(Problem): All of the data below is to be printed again exactly.
Input START
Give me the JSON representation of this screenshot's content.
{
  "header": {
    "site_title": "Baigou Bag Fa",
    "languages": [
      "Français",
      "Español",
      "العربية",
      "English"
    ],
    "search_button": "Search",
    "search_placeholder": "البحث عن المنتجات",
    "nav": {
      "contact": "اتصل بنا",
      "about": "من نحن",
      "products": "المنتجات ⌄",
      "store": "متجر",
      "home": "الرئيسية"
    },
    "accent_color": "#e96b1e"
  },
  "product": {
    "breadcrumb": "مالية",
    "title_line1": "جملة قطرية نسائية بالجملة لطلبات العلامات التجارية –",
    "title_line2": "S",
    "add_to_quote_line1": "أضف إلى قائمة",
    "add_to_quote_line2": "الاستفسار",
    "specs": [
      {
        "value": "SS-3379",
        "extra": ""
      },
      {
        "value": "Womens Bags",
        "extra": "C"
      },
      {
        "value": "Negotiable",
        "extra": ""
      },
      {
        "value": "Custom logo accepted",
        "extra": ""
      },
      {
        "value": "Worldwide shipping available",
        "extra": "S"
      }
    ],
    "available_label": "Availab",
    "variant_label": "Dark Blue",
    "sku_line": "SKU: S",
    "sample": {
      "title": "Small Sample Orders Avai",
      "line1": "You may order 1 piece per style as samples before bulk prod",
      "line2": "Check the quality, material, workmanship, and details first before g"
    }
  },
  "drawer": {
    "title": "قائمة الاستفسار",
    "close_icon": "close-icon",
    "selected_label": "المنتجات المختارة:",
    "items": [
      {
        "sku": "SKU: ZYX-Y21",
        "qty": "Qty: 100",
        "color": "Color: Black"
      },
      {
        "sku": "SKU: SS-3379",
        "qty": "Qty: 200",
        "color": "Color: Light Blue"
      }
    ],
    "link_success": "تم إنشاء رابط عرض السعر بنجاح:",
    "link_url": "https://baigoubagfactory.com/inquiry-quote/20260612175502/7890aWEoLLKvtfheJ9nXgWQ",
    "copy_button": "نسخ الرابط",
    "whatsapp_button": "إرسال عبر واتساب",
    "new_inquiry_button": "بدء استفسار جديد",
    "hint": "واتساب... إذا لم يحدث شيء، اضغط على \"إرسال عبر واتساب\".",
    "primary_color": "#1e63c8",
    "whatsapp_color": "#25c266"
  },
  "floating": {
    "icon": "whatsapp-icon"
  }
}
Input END
(Exercise answer):
Give me the JSON representation of this screenshot's content.
{
  "header": {
    "site_title": "Baigou Bag Fa",
    "languages": [
      "Français",
      "Español",
      "العربية",
      "English"
    ],
    "search_button": "Search",
    "search_placeholder": "البحث عن المنتجات",
    "nav": {
      "contact": "اتصل بنا",
      "about": "من نحن",
      "products": "المنتجات ⌄",
      "store": "متجر",
      "home": "الرئيسية"
    },
    "accent_color": "#e96b1e"
  },
  "product": {
    "breadcrumb": "مالية",
    "title_line1": "جملة قطرية نسائية بالجملة لطلبات العلامات التجارية –",
    "title_line2": "S",
    "add_to_quote_line1": "أضف إلى قائمة",
    "add_to_quote_line2": "الاستفسار",
    "specs": [
      {
        "value": "SS-3379",
        "extra": ""
      },
      {
        "value": "Womens Bags",
        "extra": "C"
      },
      {
        "value": "Negotiable",
        "extra": ""
      },
      {
        "value": "Custom logo accepted",
        "extra": ""
      },
      {
        "value": "Worldwide shipping available",
        "extra": "S"
      }
    ],
    "available_label": "Availab",
    "variant_label": "Dark Blue",
    "sku_line": "SKU: S",
    "sample": {
      "title": "Small Sample Orders Avai",
      "line1": "You may order 1 piece per style as samples before bulk prod",
      "line2": "Check the quality, material, workmanship, and details first before g"
    }
  },
  "drawer": {
    "title": "قائمة الاستفسار",
    "close_icon": "close-icon",
    "selected_label": "المنتجات المختارة:",
    "items": [
      {
        "sku": "SKU: ZYX-Y21",
        "qty": "Qty: 100",
        "color": "Color: Black"
      },
      {
        "sku": "SKU: SS-3379",
        "qty": "Qty: 200",
        "color": "Color: Light Blue"
      }
    ],
    "link_success": "تم إنشاء رابط عرض السعر بنجاح:",
    "link_url": "https://baigoubagfactory.com/inquiry-quote/20260612175502/7890aWEoLLKvtfheJ9nXgWQ",
    "copy_button": "نسخ الرابط",
    "whatsapp_button": "إرسال عبر واتساب",
    "new_inquiry_button": "بدء استفسار جديد",
    "hint": "واتساب... إذا لم يحدث شيء، اضغط على \"إرسال عبر واتساب\".",
    "primary_color": "#1e63c8",
    "whatsapp_color": "#25c266"
  },
  "floating": {
    "icon": "whatsapp-icon"
  }
}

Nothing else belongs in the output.